TASK DIRECTIONS — Would you find each line in the entries below with the string "Hide" and copy it?

EXERCISE INPUTS —
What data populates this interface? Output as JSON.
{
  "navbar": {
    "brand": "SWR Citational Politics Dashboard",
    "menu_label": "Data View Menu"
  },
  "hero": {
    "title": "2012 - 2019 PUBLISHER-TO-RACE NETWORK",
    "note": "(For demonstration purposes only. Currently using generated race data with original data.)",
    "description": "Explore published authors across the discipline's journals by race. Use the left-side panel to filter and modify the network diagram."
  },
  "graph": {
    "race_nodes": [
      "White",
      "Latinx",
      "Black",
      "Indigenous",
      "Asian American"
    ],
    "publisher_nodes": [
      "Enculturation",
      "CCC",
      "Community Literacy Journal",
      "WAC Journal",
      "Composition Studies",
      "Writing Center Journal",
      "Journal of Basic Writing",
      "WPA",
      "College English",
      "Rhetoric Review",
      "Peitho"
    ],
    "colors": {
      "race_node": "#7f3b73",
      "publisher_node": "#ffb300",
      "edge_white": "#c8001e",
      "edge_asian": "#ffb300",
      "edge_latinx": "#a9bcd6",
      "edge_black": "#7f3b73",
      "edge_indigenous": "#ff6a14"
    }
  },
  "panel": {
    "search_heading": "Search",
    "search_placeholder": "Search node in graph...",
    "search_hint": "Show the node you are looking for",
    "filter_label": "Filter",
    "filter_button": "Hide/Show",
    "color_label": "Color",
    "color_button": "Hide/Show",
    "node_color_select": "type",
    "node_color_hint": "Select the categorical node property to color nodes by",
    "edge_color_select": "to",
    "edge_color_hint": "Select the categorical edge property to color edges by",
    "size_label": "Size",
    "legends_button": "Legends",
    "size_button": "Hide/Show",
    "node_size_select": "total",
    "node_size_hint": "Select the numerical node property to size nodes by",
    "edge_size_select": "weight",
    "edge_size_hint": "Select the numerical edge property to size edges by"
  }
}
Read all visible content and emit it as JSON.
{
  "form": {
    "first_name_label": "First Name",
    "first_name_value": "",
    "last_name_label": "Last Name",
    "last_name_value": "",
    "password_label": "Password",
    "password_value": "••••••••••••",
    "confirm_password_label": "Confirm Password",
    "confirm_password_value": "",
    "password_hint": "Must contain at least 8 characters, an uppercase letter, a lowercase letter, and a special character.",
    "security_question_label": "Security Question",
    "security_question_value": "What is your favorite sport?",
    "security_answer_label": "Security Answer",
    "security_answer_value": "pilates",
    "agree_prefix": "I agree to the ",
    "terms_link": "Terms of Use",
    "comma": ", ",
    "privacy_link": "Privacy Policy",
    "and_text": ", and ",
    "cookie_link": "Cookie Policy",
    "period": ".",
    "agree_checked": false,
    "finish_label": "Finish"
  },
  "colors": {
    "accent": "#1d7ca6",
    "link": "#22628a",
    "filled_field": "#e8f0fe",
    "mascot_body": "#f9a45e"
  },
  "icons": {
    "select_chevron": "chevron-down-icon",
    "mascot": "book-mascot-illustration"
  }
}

TASK RESPONSE —
    "filter_button": "Hide/Show",
    "color_button": "Hide/Show",
    "size_button": "Hide/Show",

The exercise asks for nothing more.